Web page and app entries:
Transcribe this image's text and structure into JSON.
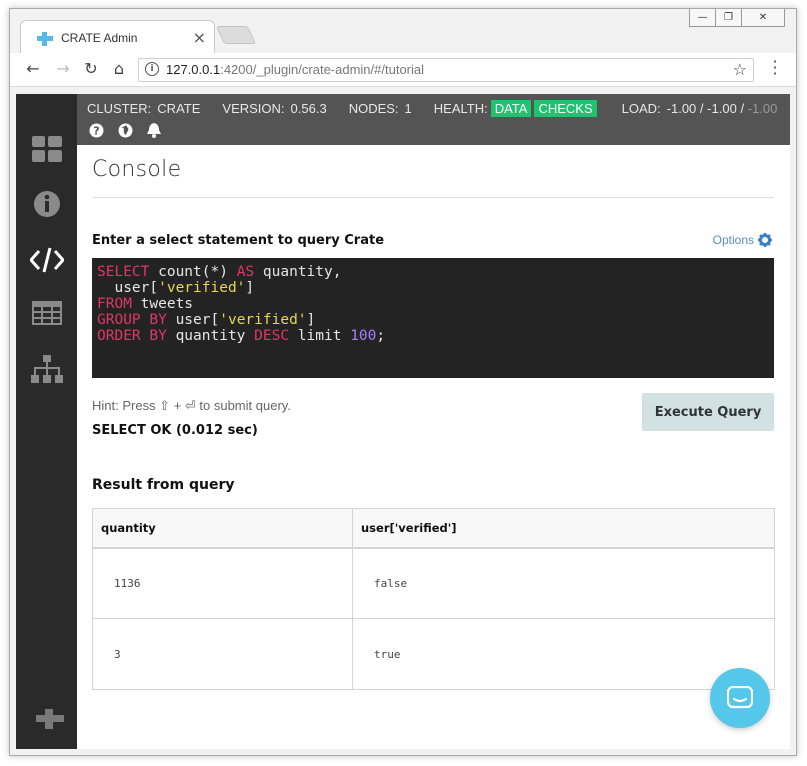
{
  "browser": {
    "tab_title": "CRATE Admin",
    "tab_close": "×",
    "url_host": "127.0.0.1",
    "url_path": ":4200/_plugin/crate-admin/#/tutorial",
    "window_controls": [
      "—",
      "❐",
      "✕"
    ]
  },
  "header": {
    "cluster_label": "CLUSTER:",
    "cluster_value": "CRATE",
    "version_label": "VERSION:",
    "version_value": "0.56.3",
    "nodes_label": "NODES:",
    "nodes_value": "1",
    "health_label": "HEALTH:",
    "health_data": "DATA",
    "health_checks": "CHECKS",
    "load_label": "LOAD:",
    "load_1": "-1.00",
    "load_sep1": "/",
    "load_5": "-1.00",
    "load_sep2": "/",
    "load_15": "-1.00"
  },
  "sidebar": {
    "items": [
      "overview",
      "cluster-info",
      "console",
      "tables",
      "nodes"
    ]
  },
  "console": {
    "title": "Console",
    "query_label": "Enter a select statement to query Crate",
    "options_label": "Options",
    "hint": "Hint: Press ⇧ + ⏎ to submit query.",
    "status": "SELECT OK (0.012 sec)",
    "execute_label": "Execute Query",
    "result_label": "Result from query"
  },
  "query": {
    "l1_kw1": "SELECT",
    "l1_t1": " count(*) ",
    "l1_kw2": "AS",
    "l1_t2": " quantity,",
    "l2_t1": "  user[",
    "l2_str": "'verified'",
    "l2_t2": "]",
    "l3_kw": "FROM",
    "l3_t": " tweets",
    "l4_kw": "GROUP BY",
    "l4_t1": " user[",
    "l4_str": "'verified'",
    "l4_t2": "]",
    "l5_kw1": "ORDER BY",
    "l5_t1": " quantity ",
    "l5_kw2": "DESC",
    "l5_t2": " limit ",
    "l5_num": "100",
    "l5_t3": ";"
  },
  "results": {
    "columns": [
      "quantity",
      "user['verified']"
    ],
    "rows": [
      [
        "1136",
        "false"
      ],
      [
        "3",
        "true"
      ]
    ]
  },
  "colors": {
    "sidebar": "#2a2a2a",
    "topbar": "#545454",
    "health_ok": "#1ec36f",
    "keyword": "#e3336b",
    "string": "#e5d84d",
    "number": "#a97dff",
    "chat": "#55c7ea"
  }
}
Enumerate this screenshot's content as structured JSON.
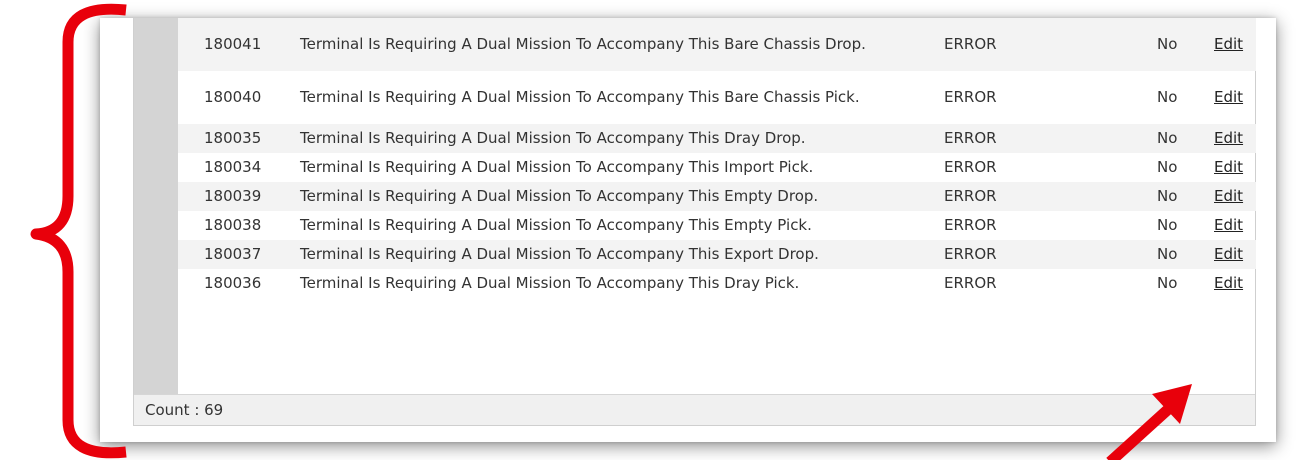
{
  "grid": {
    "rows": [
      {
        "id": "180041",
        "description": "Terminal Is Requiring A Dual Mission To Accompany This Bare Chassis Drop.",
        "level": "ERROR",
        "flag": "No",
        "action": "Edit"
      },
      {
        "id": "180040",
        "description": "Terminal Is Requiring A Dual Mission To Accompany This Bare Chassis Pick.",
        "level": "ERROR",
        "flag": "No",
        "action": "Edit"
      },
      {
        "id": "180035",
        "description": "Terminal Is Requiring A Dual Mission To Accompany This Dray Drop.",
        "level": "ERROR",
        "flag": "No",
        "action": "Edit"
      },
      {
        "id": "180034",
        "description": "Terminal Is Requiring A Dual Mission To Accompany This Import Pick.",
        "level": "ERROR",
        "flag": "No",
        "action": "Edit"
      },
      {
        "id": "180039",
        "description": "Terminal Is Requiring A Dual Mission To Accompany This Empty Drop.",
        "level": "ERROR",
        "flag": "No",
        "action": "Edit"
      },
      {
        "id": "180038",
        "description": "Terminal Is Requiring A Dual Mission To Accompany This Empty Pick.",
        "level": "ERROR",
        "flag": "No",
        "action": "Edit"
      },
      {
        "id": "180037",
        "description": "Terminal Is Requiring A Dual Mission To Accompany This Export Drop.",
        "level": "ERROR",
        "flag": "No",
        "action": "Edit"
      },
      {
        "id": "180036",
        "description": "Terminal Is Requiring A Dual Mission To Accompany This Dray Pick.",
        "level": "ERROR",
        "flag": "No",
        "action": "Edit"
      }
    ],
    "footer": {
      "count_label": "Count : 69"
    }
  },
  "annotations": {
    "brace_icon": "curly-brace-annotation",
    "arrow_icon": "arrow-annotation",
    "color": "#e8000b"
  }
}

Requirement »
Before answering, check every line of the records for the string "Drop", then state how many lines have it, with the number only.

Problem solution »
4